Dan works with stoneware and earthenware, highlighting each piece with his signature glazes of teal, cranberry, deep midnight blue, sage green, and age-old celadon green. While he has a following for each color group, he says that without form and function, the piece is lost. Every mug, plate, or bowl must be made for use, with the use defining the form.
Dan's nephew, Ben Vanpelt, has recently come on board as "heir apparent." While learning from his uncle, Ben also contributes his own ideas ensuring that Dirtworks will continue to thrive and be a vital part of Seagrove.
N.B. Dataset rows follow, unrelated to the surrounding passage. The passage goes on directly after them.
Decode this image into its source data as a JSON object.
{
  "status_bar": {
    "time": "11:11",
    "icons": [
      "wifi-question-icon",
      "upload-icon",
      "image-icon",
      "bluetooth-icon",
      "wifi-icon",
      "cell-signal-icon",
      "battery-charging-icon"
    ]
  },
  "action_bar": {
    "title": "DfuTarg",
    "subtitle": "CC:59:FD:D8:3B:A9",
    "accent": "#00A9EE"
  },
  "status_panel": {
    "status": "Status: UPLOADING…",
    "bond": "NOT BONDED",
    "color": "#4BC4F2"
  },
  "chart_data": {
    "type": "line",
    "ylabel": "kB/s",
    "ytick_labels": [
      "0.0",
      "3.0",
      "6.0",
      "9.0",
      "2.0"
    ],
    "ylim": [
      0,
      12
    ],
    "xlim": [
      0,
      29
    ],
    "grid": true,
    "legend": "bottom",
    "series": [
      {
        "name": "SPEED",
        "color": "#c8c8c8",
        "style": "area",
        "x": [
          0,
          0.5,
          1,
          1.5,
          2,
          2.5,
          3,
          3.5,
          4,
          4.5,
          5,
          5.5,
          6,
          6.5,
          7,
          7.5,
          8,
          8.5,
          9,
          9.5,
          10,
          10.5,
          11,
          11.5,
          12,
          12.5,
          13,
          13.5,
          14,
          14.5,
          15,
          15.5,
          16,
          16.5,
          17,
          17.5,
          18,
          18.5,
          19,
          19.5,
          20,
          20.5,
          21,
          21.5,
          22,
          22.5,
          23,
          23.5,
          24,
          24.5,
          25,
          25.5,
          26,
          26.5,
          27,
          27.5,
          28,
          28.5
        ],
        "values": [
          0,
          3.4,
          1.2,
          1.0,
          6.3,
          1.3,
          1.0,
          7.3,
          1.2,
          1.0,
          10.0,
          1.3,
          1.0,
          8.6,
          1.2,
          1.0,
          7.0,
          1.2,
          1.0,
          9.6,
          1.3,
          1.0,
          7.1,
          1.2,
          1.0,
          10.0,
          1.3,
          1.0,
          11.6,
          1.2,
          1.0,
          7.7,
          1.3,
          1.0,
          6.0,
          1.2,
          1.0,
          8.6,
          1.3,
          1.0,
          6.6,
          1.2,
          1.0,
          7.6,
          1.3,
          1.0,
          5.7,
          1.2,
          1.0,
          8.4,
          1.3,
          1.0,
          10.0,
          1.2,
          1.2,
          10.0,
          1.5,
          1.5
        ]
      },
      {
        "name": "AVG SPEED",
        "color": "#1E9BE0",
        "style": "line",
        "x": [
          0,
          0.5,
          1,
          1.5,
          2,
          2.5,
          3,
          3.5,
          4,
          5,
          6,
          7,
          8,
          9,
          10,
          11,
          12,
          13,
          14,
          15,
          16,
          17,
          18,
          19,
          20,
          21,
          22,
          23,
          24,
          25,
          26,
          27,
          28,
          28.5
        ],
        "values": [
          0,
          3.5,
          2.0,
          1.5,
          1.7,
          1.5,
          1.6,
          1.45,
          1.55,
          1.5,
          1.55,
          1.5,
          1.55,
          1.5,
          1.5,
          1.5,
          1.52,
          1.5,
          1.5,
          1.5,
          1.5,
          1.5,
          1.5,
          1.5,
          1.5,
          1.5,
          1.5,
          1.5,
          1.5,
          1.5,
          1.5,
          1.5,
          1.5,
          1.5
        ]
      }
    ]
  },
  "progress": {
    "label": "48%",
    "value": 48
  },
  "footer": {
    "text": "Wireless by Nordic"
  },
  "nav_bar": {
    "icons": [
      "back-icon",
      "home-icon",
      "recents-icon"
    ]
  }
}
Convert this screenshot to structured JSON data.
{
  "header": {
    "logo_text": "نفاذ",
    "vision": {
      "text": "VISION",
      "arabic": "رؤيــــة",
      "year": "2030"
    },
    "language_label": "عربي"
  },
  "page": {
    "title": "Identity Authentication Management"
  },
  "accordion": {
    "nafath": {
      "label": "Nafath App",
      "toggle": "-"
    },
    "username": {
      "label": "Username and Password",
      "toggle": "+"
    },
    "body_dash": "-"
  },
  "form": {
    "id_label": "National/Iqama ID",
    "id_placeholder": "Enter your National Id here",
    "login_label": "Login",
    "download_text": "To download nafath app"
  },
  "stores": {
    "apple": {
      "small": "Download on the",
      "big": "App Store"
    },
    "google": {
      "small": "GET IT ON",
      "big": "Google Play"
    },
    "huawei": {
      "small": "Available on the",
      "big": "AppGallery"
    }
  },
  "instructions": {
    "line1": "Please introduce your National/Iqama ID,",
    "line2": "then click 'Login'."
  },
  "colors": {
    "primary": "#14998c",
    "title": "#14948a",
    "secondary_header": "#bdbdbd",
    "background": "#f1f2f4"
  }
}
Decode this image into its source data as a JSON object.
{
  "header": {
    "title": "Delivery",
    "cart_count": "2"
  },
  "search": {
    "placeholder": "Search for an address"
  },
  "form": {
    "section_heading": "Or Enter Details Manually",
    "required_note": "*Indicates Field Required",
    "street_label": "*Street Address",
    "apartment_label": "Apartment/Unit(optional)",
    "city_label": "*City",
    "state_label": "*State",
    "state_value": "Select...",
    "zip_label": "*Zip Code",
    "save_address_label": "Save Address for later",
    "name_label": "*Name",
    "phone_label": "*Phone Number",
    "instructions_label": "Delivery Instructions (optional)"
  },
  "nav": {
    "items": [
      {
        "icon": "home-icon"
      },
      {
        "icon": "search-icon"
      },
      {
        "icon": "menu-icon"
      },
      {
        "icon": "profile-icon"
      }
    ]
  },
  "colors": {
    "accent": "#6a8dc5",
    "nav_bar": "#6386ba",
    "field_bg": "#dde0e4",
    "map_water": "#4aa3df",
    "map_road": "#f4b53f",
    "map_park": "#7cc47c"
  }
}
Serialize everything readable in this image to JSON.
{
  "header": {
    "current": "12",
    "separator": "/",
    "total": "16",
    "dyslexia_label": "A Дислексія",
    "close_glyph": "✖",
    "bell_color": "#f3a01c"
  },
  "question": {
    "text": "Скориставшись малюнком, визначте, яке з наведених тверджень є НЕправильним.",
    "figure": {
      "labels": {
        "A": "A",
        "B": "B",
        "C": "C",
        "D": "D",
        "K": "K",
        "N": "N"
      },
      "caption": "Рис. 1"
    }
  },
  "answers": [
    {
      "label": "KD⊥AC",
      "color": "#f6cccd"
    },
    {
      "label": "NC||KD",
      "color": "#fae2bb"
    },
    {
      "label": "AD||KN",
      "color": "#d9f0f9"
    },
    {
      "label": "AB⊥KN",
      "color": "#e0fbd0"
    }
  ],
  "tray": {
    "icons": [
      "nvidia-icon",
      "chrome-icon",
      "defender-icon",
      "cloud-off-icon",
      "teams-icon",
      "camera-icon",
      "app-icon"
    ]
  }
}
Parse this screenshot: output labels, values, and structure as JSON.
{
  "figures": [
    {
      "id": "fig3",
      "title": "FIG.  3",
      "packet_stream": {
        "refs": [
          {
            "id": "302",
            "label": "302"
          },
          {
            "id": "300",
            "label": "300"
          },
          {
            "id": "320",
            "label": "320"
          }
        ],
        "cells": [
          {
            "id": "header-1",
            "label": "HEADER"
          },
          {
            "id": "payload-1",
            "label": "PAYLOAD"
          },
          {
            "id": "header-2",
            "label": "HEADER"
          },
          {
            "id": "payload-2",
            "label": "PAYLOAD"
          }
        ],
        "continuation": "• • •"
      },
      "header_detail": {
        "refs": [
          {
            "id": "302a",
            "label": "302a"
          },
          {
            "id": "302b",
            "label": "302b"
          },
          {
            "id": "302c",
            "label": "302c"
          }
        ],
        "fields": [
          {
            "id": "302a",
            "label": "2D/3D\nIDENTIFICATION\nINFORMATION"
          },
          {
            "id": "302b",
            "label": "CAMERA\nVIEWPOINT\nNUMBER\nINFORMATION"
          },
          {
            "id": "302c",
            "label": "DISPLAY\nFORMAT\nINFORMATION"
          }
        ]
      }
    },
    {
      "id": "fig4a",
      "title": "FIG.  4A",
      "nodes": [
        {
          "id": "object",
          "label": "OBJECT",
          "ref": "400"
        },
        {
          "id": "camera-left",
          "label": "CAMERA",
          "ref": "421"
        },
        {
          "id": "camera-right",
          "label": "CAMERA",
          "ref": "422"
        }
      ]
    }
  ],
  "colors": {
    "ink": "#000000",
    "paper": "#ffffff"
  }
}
“We have all heard that life is a journey... unless you have been hiding under a rock somewhere. The ups and downs of learning are the same, especially when one works with their hands. This is a collection of the most important people in my life for the last four decades that I have learned with, laughed with and cried with (as well as a few other things we will not discuss). I have taught some - learned from them all, worked with and alongside them, as we explored this wonderful world of clay. Their personalities are diverse as is their interpretation of clay and, if I have learned nothing else from life - it is that diversity adds spice and interest. I often say that I am never bored - and that is true. Between the pots, dogs and garden there is never enough time or energy. If I have regret, it is that there was never enough time for friends to just sit and share themselves. To all of them I say THANK YOU!”
-Dan Triece, Curator